These warnings remind me of my ears. When I was 18, I got the second holes pierced in my ear lobes. “Now you’re going to look silly as a 40-year-old with two holes in your ears,” my mother admonished. “Me and all the other 40-year-olds,” I said. I haven’t hit 40 yet, but I still enjoy having more ear estate for my bling. In fact, many of my peers pierced profusely and still sport their studs. It’s now a common practice for kids of both sexes to have multiple piercings. For my mother, this was on the same level as a regrettable boyfriend tattoo. For Gen’s X & Y, surplus holes are normal.

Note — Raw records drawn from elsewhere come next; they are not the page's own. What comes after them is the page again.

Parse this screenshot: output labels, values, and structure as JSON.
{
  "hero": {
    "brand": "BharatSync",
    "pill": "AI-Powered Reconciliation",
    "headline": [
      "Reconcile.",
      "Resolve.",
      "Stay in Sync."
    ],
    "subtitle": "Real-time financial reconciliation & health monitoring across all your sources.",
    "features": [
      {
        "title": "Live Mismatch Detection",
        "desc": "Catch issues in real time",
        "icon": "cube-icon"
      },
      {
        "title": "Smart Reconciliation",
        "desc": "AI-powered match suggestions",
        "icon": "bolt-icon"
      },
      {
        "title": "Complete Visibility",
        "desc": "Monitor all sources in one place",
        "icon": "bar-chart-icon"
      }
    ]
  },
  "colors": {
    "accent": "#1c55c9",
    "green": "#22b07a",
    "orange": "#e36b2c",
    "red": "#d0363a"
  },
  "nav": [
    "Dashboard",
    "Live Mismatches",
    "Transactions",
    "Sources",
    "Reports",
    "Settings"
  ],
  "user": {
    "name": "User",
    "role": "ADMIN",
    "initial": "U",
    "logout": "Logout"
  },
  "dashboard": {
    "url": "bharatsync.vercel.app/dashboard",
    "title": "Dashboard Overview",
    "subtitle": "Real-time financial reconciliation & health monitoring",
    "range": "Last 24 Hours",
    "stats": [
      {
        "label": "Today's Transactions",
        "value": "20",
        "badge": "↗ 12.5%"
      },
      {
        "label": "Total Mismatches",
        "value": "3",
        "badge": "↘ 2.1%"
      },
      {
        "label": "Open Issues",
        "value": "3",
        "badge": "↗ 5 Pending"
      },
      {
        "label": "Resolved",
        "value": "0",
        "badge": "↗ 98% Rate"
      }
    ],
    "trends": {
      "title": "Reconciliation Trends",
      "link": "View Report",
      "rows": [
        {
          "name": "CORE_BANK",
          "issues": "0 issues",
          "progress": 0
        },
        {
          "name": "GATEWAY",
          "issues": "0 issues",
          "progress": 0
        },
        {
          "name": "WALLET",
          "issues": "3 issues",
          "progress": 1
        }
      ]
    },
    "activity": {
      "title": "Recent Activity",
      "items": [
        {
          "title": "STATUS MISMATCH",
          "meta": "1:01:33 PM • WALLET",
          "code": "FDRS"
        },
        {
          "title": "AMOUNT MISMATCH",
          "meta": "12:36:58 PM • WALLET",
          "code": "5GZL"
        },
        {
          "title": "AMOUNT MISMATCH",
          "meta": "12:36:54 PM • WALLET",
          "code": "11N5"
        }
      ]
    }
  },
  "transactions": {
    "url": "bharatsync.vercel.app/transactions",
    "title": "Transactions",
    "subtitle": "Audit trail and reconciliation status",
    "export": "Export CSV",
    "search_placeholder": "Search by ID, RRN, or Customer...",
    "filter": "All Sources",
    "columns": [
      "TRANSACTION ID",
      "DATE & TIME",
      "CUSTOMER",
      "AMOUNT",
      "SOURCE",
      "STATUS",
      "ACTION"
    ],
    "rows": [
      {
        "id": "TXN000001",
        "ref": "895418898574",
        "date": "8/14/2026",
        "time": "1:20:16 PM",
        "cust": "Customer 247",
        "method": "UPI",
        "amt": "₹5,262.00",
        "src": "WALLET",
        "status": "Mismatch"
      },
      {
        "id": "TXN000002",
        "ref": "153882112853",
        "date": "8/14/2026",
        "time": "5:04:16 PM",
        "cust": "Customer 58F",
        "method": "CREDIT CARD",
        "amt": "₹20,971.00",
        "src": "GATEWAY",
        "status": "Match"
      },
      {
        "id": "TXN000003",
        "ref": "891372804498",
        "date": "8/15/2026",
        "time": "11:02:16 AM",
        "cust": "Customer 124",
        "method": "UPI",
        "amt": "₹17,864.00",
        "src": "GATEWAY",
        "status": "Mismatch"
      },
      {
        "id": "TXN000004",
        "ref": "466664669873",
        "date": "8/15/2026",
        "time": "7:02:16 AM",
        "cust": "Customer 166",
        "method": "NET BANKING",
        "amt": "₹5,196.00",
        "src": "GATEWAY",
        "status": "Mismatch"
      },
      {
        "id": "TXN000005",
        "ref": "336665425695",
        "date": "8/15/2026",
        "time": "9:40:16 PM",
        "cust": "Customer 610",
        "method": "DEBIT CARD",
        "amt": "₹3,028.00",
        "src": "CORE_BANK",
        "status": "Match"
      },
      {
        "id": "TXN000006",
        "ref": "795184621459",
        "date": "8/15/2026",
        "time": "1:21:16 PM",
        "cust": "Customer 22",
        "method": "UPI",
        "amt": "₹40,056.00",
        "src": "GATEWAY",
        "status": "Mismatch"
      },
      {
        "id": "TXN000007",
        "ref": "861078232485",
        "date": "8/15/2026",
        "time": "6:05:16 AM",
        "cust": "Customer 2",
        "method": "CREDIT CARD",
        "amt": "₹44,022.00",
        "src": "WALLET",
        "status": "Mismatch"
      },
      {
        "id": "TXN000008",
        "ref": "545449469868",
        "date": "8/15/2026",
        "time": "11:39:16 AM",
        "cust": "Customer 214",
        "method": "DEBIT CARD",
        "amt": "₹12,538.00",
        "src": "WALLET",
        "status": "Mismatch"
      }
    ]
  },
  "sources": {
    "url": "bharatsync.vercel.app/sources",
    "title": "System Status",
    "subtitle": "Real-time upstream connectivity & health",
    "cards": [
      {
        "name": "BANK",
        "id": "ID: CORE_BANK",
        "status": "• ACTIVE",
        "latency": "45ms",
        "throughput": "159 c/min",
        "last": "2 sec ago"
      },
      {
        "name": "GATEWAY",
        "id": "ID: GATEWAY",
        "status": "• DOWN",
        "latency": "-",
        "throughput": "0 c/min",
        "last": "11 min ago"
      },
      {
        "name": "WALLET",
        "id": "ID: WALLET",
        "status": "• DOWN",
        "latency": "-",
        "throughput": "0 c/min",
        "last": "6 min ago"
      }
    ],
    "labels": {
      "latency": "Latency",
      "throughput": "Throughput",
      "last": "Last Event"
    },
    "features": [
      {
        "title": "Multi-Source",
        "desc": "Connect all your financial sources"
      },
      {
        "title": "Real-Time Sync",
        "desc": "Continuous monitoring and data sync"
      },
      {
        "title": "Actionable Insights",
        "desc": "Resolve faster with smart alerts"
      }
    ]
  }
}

My point is, if you want to start a mommy blog, go ahead. Your children will expect it. They don’t see privacy like we do. They are growing up on the internet’s stage. Everyone’s mom will have blogged about them at some point before they turn 18. “Most embarrassing baby pron blog pic” will be a standard category in the senior yearbook. These kids will need the skills to survive when the bubble houses everyone, not the self-chosen few. If you are worried about bad guys, on your blog change your kids’ names, change your state, and don’t use your last name. Avoid blogging about specific places or your local people.
The warning that is more appropriate for the potential mommy blogger is this: Blogging isn’t what you think it is. A very tiny few bloggers get any kind of recognition. Most blogs have less than 20 readers. You need to ask yourself why you want to blog. Is it to keep a record of precious moments? Why does it need to be kept on-line? Is it to share pictures with family and friends? Why not collect email addresses and send newsletters? Fame and fortune will not come to you and your precious offspring. You may connect with other moms just like you, which would be the best realistic outcome – and a huge benefit, of course! Blogging is fun and you don’t really need a reason to do it, but just be prepared for the Eustices and the Noahs and the Angry mobs that think otherwise. Make sure you are solid in your thought process so you have the confidence to tell them to eff off.